Start of Block

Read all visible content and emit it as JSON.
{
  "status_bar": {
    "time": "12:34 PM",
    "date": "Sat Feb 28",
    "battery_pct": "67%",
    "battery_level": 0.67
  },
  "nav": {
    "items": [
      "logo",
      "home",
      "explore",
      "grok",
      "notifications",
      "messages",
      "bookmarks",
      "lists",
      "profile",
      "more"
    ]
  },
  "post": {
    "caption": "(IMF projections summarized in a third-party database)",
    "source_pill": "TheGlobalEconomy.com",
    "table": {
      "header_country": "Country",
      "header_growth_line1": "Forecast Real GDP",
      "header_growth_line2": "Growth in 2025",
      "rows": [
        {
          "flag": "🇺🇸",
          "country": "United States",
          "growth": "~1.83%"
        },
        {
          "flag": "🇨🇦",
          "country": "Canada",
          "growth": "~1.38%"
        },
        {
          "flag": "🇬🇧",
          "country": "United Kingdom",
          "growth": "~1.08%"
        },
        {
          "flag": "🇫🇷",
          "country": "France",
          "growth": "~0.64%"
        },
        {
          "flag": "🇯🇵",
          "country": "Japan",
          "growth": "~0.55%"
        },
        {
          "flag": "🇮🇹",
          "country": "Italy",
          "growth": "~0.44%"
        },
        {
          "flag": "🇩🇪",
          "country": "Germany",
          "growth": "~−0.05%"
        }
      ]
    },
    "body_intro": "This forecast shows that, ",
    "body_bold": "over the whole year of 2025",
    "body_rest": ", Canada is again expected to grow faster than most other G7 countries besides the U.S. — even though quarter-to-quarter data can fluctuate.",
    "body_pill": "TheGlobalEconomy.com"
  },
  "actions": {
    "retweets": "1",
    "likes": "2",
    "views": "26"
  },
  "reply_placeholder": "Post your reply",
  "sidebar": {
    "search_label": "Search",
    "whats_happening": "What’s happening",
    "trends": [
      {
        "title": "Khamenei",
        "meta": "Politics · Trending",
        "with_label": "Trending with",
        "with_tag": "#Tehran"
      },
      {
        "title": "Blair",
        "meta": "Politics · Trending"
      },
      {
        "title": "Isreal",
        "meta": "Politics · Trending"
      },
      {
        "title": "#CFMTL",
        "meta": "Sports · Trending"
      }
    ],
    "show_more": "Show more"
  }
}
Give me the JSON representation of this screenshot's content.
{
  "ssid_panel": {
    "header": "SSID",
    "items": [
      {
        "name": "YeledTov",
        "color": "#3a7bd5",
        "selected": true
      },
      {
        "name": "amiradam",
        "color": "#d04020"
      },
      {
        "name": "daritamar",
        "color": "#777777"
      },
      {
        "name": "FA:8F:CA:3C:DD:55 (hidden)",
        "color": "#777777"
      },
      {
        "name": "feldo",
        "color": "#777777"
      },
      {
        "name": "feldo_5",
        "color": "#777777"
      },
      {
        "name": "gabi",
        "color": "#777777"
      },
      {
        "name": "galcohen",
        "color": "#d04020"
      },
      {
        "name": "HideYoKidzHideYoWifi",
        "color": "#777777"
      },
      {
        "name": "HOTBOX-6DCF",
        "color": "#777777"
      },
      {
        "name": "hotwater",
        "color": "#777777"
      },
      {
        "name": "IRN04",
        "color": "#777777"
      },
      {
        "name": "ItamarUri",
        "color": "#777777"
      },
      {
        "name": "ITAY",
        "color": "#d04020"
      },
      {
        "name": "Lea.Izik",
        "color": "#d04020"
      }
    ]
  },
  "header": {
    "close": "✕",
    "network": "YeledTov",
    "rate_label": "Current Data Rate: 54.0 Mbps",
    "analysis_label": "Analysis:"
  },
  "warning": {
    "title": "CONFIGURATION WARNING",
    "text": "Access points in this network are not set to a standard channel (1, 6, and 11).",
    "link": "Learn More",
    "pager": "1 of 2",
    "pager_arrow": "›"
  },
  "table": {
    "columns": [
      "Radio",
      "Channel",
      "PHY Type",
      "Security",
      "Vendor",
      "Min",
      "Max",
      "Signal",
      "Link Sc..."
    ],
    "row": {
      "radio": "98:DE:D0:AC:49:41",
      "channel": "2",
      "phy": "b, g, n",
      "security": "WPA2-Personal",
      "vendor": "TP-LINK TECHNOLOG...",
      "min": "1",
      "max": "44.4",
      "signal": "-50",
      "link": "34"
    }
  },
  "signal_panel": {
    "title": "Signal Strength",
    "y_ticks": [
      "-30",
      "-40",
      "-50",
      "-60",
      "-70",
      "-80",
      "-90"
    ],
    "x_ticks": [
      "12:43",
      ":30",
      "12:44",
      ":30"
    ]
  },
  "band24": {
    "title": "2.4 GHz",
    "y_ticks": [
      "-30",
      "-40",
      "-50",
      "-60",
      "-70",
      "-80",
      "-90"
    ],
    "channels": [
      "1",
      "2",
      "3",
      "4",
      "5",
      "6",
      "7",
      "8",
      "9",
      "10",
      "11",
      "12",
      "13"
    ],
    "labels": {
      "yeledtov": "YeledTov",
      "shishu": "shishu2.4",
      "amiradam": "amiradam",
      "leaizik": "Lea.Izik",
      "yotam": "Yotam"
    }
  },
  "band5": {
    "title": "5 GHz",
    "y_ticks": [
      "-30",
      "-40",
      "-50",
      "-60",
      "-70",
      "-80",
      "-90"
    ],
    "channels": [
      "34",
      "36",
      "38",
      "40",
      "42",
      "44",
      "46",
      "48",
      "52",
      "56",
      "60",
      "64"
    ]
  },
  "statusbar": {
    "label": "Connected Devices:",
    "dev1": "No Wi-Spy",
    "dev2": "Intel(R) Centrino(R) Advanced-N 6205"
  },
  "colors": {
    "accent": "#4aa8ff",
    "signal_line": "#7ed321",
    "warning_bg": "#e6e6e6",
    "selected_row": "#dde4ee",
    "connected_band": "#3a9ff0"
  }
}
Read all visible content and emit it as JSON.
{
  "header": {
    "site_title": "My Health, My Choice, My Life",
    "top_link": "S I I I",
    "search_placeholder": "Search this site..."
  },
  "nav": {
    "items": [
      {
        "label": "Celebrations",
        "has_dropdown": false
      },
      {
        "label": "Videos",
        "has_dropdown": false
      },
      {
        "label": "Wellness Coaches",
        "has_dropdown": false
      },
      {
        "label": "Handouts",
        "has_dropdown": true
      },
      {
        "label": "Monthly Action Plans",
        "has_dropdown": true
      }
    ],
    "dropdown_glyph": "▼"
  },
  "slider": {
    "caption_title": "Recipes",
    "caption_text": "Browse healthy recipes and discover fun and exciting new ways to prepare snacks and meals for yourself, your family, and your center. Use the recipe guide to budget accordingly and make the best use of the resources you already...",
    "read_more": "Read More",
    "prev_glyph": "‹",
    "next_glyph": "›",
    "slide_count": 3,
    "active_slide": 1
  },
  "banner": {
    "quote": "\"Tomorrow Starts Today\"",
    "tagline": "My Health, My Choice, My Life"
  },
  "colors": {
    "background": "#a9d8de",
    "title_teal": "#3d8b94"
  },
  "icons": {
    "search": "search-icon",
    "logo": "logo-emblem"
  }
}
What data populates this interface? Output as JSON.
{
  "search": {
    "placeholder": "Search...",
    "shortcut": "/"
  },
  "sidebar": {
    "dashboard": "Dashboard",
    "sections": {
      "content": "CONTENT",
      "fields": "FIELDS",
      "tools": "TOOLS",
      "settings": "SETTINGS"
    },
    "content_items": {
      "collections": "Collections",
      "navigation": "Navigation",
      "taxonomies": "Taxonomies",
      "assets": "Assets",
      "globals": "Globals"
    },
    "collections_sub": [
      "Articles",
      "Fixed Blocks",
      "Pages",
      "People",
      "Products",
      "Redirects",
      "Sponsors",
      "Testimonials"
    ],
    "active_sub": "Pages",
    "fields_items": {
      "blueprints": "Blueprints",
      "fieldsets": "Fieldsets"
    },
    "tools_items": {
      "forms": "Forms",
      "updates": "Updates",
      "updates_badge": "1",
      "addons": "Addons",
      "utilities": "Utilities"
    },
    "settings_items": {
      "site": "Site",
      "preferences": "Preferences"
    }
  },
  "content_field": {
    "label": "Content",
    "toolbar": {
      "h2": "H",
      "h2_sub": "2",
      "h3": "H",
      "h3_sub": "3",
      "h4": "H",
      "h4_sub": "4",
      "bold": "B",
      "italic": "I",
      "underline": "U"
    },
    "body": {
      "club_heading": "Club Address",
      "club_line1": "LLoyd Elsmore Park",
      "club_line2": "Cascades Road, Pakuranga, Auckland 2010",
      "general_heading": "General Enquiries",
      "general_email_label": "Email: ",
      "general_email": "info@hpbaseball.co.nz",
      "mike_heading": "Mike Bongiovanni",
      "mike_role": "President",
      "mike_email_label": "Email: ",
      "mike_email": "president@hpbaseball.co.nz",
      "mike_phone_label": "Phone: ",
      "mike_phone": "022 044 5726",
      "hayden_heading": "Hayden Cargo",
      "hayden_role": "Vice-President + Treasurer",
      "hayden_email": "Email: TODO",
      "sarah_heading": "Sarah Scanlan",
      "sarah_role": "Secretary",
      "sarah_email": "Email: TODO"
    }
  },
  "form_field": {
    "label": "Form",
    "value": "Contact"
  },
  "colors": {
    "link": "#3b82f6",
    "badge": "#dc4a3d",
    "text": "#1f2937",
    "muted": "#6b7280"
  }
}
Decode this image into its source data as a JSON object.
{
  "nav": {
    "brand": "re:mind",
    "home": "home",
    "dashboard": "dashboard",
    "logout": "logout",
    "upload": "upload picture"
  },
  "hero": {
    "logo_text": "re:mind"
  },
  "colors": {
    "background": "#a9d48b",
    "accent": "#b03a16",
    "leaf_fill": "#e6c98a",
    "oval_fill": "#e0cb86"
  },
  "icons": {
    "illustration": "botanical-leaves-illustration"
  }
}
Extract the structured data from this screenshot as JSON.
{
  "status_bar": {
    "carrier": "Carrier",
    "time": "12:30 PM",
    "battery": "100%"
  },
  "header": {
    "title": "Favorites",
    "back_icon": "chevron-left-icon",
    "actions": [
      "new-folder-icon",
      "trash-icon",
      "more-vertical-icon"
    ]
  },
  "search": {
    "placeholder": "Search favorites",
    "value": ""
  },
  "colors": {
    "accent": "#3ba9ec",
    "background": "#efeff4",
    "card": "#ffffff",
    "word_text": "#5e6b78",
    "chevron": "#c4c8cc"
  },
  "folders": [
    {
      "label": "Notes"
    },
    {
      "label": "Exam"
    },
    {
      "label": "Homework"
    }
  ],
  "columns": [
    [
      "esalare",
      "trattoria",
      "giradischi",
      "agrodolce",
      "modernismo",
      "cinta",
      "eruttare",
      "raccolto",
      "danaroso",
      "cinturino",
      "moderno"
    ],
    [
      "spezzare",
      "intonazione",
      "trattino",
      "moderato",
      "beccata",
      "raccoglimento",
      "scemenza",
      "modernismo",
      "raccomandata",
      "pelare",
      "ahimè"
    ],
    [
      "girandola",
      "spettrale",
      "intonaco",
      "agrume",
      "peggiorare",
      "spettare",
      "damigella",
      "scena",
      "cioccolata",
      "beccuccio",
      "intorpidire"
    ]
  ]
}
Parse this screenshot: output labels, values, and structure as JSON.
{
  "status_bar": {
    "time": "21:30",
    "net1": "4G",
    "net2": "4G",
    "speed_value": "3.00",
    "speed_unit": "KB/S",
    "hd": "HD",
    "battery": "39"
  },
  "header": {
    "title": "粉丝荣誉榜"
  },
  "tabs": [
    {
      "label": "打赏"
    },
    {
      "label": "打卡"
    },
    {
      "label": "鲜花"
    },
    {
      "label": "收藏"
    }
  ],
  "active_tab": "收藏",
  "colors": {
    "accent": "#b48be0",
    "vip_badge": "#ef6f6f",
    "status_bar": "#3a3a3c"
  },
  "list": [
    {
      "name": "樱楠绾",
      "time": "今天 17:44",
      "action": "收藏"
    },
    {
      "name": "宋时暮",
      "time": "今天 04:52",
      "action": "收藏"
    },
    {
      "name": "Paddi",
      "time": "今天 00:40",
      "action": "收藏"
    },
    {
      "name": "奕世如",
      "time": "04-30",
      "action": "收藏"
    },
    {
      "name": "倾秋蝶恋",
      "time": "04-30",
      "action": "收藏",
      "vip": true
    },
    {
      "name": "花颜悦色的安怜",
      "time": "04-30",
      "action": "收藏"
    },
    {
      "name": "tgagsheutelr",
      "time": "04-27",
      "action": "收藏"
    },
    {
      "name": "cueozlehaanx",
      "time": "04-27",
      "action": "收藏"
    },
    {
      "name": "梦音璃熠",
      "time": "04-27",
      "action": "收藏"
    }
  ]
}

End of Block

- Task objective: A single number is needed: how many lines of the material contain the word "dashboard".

- Finished task: 2